Take a look at the sign above. Shenot’s Farm Market- since 1854. This establishment was in business before the Civil War. I pointed this out to Jack on the first day of his employment and said to him that these are the types of people who work hard and are really successful. They could probably buy and sell most of the posers in the suburbs of Pittsburgh and most places for that matter. They presented him with a manual that said among other things that he was to treat the produce like eggs. The Shenots value each and every piece of fruit and vegetable that they sell and they count on the workers there to engage the customer with respect, befitting the ethic that they wish to project. I told Jack he will learn a lot if he keeps his eyes open and works hard. This is his first job seeing that sports have taken up most of his time up until now.

I have seen a change in Jack where he is becoming a little more responsible. When he has berry picking duty before 7:00 AM, he goes to bed early and makes sure we leave in time for him to begin bright and early. He seems enthused when he tells me that he learned something new that day. Whether it is running the cash register, bringing in the kale( his name badge says,”Jack- King of Kale”), or running with the truck to get watermelons and place them in the bins for the day. He seems to like it and it is a new adventure for him and getting that first paycheck was a proud moment for him. I am a firm believer in kids working. They have to learn like we all did that money doesn’t grow on trees and that you have to save some for a rainy day. Have I missed any popular sayings of the time? I don’t tell him that in my day I walked up hill to school both ways but I do tell him stories of my past that included summer jobs and college employment. Teenagers need direction and sometimes a summer job with responsibility is just the ticket.

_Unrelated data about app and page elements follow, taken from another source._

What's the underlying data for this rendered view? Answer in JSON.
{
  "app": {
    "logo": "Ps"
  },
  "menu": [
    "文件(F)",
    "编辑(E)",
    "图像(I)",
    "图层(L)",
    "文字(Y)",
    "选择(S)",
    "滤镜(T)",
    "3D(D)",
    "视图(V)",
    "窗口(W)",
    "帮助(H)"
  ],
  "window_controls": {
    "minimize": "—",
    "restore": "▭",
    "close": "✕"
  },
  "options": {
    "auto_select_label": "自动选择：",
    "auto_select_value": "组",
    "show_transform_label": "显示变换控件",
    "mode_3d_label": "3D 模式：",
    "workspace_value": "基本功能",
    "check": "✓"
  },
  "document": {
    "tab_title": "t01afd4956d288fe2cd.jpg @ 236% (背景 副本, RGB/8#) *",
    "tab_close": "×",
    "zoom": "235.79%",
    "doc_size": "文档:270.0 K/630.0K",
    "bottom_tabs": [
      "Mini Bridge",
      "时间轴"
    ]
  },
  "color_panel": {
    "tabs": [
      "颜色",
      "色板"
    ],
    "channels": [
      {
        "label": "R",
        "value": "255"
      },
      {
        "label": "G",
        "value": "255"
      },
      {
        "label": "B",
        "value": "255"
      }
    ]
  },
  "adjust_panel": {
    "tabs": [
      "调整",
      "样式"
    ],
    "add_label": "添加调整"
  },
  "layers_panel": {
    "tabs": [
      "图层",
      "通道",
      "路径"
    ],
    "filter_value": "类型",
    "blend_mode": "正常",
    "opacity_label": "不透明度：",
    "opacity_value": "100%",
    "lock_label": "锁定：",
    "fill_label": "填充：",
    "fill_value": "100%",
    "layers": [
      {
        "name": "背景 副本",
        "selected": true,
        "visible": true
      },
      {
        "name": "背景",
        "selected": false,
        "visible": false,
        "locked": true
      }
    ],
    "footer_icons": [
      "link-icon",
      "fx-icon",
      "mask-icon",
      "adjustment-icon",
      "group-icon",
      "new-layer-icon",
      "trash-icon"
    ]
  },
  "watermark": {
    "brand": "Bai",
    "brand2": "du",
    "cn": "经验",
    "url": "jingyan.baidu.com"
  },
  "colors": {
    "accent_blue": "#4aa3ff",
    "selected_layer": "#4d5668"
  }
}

My dad was a child of the Great Depression. The stories he told were amazing and life during the great war was never easy. I always admired my dad for his work ethic. His generation was extremely exemplary and I make sure that Jack knows the history of his Pop Pop and why he was such a good man. My Uncle Jack( my dad’s brother) was a B-24 pilot in WWII and flew 52 missions over the Anzio Beach head. He used to tell us that every day, the mechanics would patch up the flak holes in the body of his aircraft and send him back out again the next day. He was shot down over Burma,and spent a year in a Japanese Prisoner of War Camp. The British bombed the camp, he escaped and made it back to Bellevue,Pa. alive. When I was his age, I was looking for my next cheeseburger. Read Tom Brokaw’s book,” The Greatest Generation” to see what our parents and grandparents went through and how hard work honed their amazing successes in life. We all have or will raise teenagers. We were a teenager once and understand. But it is so important in my mind to make sure that our young people appreciate the value of hard work. We can’t support some of the current ideas of entitlement in this country. We are not built that way and our country was not founded that way. Help your kids and tell them of your experiences. They will relate when they have to ………..bring in the kale. Thanks for reading and time for me to get off the stoop.